Polestar CEO Thomas Ingenlath has confirmed the brand will launch three new electric cars within the next three years, detailing the names of the as yet unseen Polestar 4 electric SUV and the Polestar 5.
According to Ingenlath’s comments on an investor call, the Polestar 3 will be priced to compete with the Porsche Cayenne, which would give it a starting price of around £60,000.
In 2023, we’ll see the new Polestar 4. It’s the car in the middle of the company’s teaser image above, and Ingenlath highlighted that this new EV will be a “sporty coupe-SUV” positioned below the Polestar 3. It’ll rival the likes of the next-generation Porsche Macan EV.
The Polestar 5 will be unveiled in 2024, with the first examples set to hit the road in 2025. This low-slung saloon will rival the Tesla Model S and Porsche Taycan, with the production version evolving from the Polestar Precept saloon concept, which previews the car’s styling.
Polestar’s CEO outlined that “We will see one car per year for the next three years, something not seen from other EV start-ups. These cars are designed and ready to go.”
Ingenlath further outlined Polestar’s range pricing, highlighting that “the Polestar 1 defines the upper price point for the brand, with the Polestar 2 representing the entry point.” These vehicles range from £139,000 for the 1, to £39,900 for the most affordable Polestar 2 variant.

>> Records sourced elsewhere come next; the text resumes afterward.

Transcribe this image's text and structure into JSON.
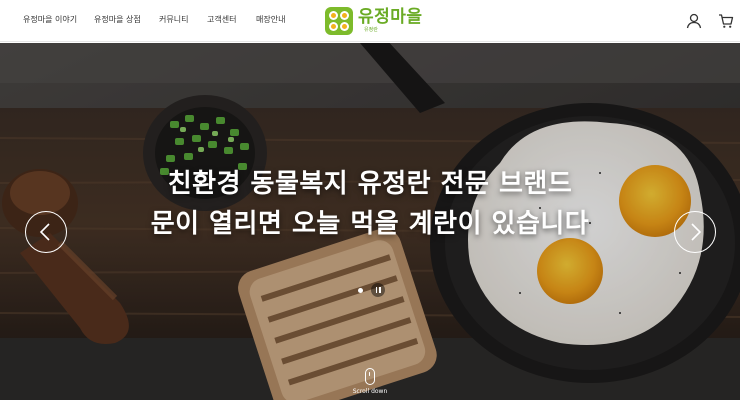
{
  "nav": {
    "items": [
      {
        "label": "유정마을 이야기"
      },
      {
        "label": "유정마을 상점"
      },
      {
        "label": "커뮤니티"
      },
      {
        "label": "고객센터"
      },
      {
        "label": "매장안내"
      }
    ]
  },
  "logo": {
    "title": "유정마을",
    "subtitle": "유정란"
  },
  "header_icons": {
    "user": "user-icon",
    "cart": "cart-icon"
  },
  "hero": {
    "line1": "친환경 동물복지 유정란 전문 브랜드",
    "line2": "문이 열리면 오늘 먹을 계란이 있습니다",
    "prev_icon": "chevron-left-icon",
    "next_icon": "chevron-right-icon",
    "scroll_label": "Scroll down",
    "slide_count": 1,
    "current_slide": 1
  },
  "colors": {
    "brand_green": "#7dbb2b",
    "brand_yellow": "#f3b21d",
    "text_dark": "#333333"
  }
}
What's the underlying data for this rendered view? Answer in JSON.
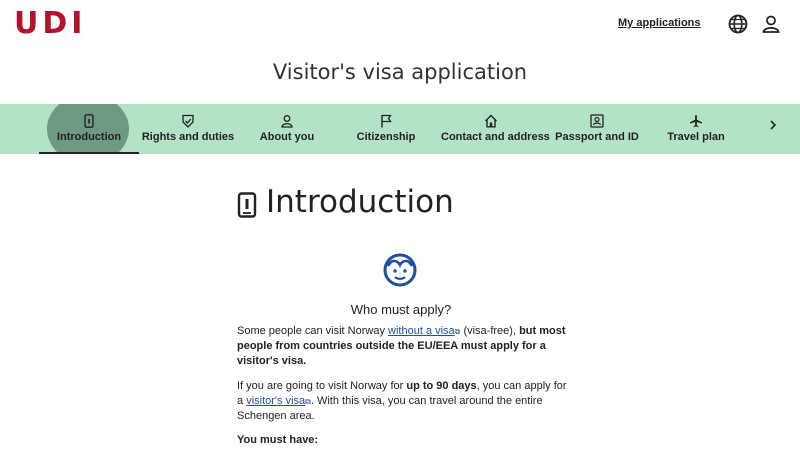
{
  "header": {
    "logo": "UDI",
    "my_applications": "My applications",
    "icons": [
      "globe-icon",
      "user-icon"
    ]
  },
  "page_title": "Visitor's visa application",
  "steps": [
    {
      "label": "Introduction",
      "icon": "phone-icon",
      "active": true
    },
    {
      "label": "Rights and duties",
      "icon": "shield-check-icon"
    },
    {
      "label": "About you",
      "icon": "person-icon"
    },
    {
      "label": "Citizenship",
      "icon": "flag-icon"
    },
    {
      "label": "Contact and address",
      "icon": "home-icon"
    },
    {
      "label": "Passport and ID",
      "icon": "id-card-icon"
    },
    {
      "label": "Travel plan",
      "icon": "airplane-icon"
    }
  ],
  "content": {
    "heading": "Introduction",
    "subheading": "Who must apply?",
    "p1": {
      "a": "Some people can visit Norway ",
      "link": "without a visa",
      "b": " (visa-free), ",
      "bold": "but most people from countries outside the EU/EEA must apply for a visitor's visa."
    },
    "p2": {
      "a": "If you are going to visit Norway for ",
      "bold": "up to 90 days",
      "b": ", you can apply for a ",
      "link": "visitor's visa",
      "c": ". With this visa, you can travel around the entire Schengen area."
    },
    "you_must_have": "You must have:"
  },
  "colors": {
    "brand_red": "#b3132b",
    "nav_bg": "#b3e3c6",
    "active_bubble": "#6e9a83",
    "link": "#1f4e9c"
  }
}
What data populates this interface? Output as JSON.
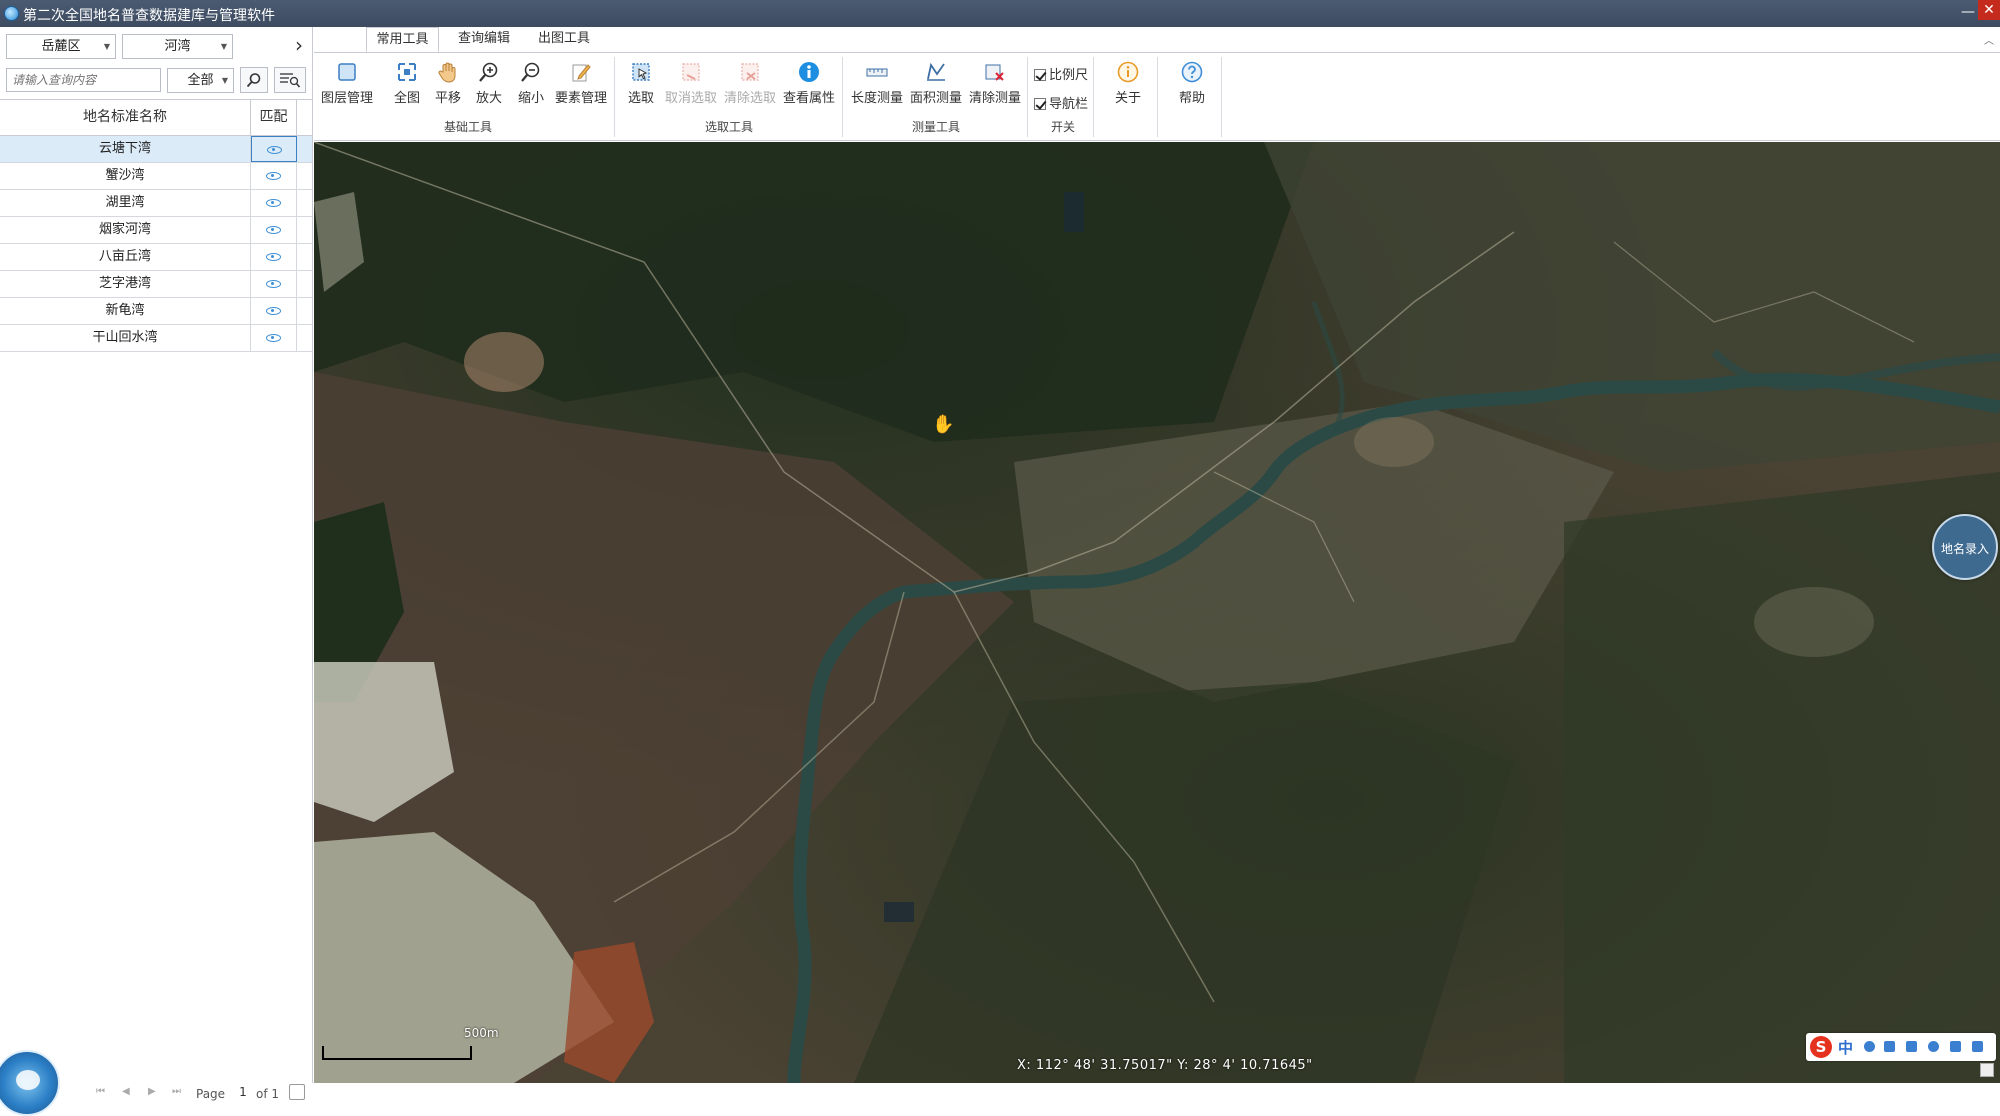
{
  "window": {
    "title": "第二次全国地名普查数据建库与管理软件",
    "minimize": "—",
    "close": "✕"
  },
  "sidebar": {
    "district_select": "岳麓区",
    "category_select": "河湾",
    "search_placeholder": "请输入查询内容",
    "scope_select": "全部",
    "table": {
      "headers": {
        "name": "地名标准名称",
        "match": "匹配"
      },
      "rows": [
        "云塘下湾",
        "蟹沙湾",
        "湖里湾",
        "烟家河湾",
        "八亩丘湾",
        "芝字港湾",
        "新龟湾",
        "干山回水湾"
      ],
      "selected_index": 0
    },
    "pager": {
      "label": "Page",
      "current": "1",
      "of": "of 1"
    }
  },
  "ribbon": {
    "tabs": [
      "常用工具",
      "查询编辑",
      "出图工具"
    ],
    "active_tab": 0,
    "buttons": {
      "layers": "图层管理",
      "full": "全图",
      "pan": "平移",
      "zoom_in": "放大",
      "zoom_out": "缩小",
      "features": "要素管理",
      "select": "选取",
      "cancel_select": "取消选取",
      "clear_select": "清除选取",
      "attributes": "查看属性",
      "length": "长度测量",
      "area": "面积测量",
      "clear_measure": "清除测量",
      "about": "关于",
      "help": "帮助"
    },
    "checkboxes": {
      "scale": "比例尺",
      "nav": "导航栏"
    },
    "groups": {
      "basic": "基础工具",
      "select": "选取工具",
      "measure": "测量工具",
      "switch": "开关"
    }
  },
  "map": {
    "entry_button": "地名录入",
    "scale_label": "500m",
    "coords": "X: 112° 48' 31.75017\"  Y: 28° 4' 10.71645\""
  },
  "ime": {
    "logo": "S",
    "mode": "中"
  },
  "colors": {
    "titlebar": "#44546a",
    "accent": "#3d8fd6",
    "close": "#c42b1c",
    "river": "#2c4a45"
  }
}
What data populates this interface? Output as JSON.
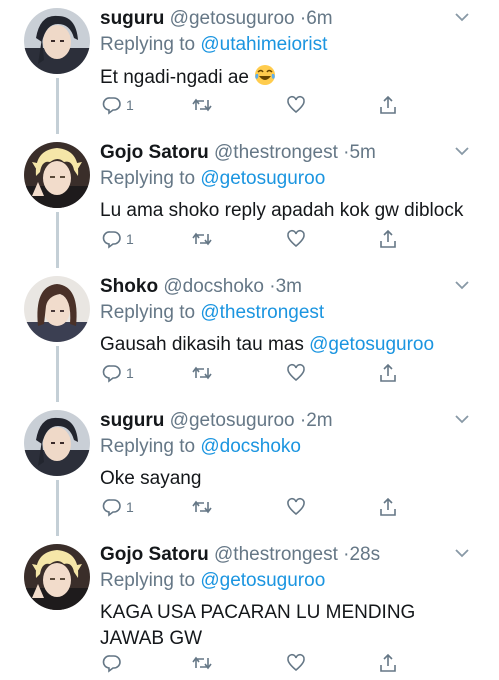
{
  "tweets": [
    {
      "name": "suguru",
      "handle": "@getosuguroo",
      "time": "6m",
      "reply_prefix": "Replying to",
      "reply_to": "@utahimeiorist",
      "text": "Et ngadi-ngadi ae",
      "emoji": "face-with-tears-of-joy",
      "reply_count": "1"
    },
    {
      "name": "Gojo Satoru",
      "handle": "@thestrongest",
      "time": "5m",
      "reply_prefix": "Replying to",
      "reply_to": "@getosuguroo",
      "text": "Lu ama shoko reply apadah kok gw diblock",
      "reply_count": "1"
    },
    {
      "name": "Shoko",
      "handle": "@docshoko",
      "time": "3m",
      "reply_prefix": "Replying to",
      "reply_to": "@thestrongest",
      "text": "Gausah dikasih tau mas",
      "text_mention": "@getosuguroo",
      "reply_count": "1"
    },
    {
      "name": "suguru",
      "handle": "@getosuguroo",
      "time": "2m",
      "reply_prefix": "Replying to",
      "reply_to": "@docshoko",
      "text": "Oke sayang",
      "reply_count": "1"
    },
    {
      "name": "Gojo Satoru",
      "handle": "@thestrongest",
      "time": "28s",
      "reply_prefix": "Replying to",
      "reply_to": "@getosuguroo",
      "text_line1": "KAGA USA PACARAN LU MENDING",
      "text_line2": "JAWAB GW",
      "reply_count": ""
    }
  ],
  "dot": "·",
  "colors": {
    "link": "#1b95e0",
    "secondary": "#657786",
    "thread_line": "#c4cfd6"
  }
}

We expect the Polestar 4 coupe-SUV will be based on the same SPA2 underpinnings as the Polestar 3, as the platform has been designed to cater for both sister company Volvo and Polestar’s mid-size and flagship vehicles.
To give an indication of the vehicle sizes the platform can accommodate, SPA2 will also be used to prop up both the next-generation versions of the Volvo S60 (which is the company’s BMW 3 Series rival) and the Volvo S90 (the firm’s 5 Series competitor).
Like the Polestar 3, this new electric SUV will probably receive a dual-motor powertrain and a battery large enough to support a maximum range of around 300 miles.
Financing the new models will be driven by a new deal between Volvo and parent company Geely which will see the firm listed publicly on the Nasdaq stock exchange, with Volvo retaining 50 per cent ownership of the new traded company called Polestar Automotive Holding UK, valued at $20bn (roughly £14.6bn). Under the new business structure, the company will plot an aggressive strategy to increase global sales from around 10,000 cars per year at present, to 290,000 a year by 2025.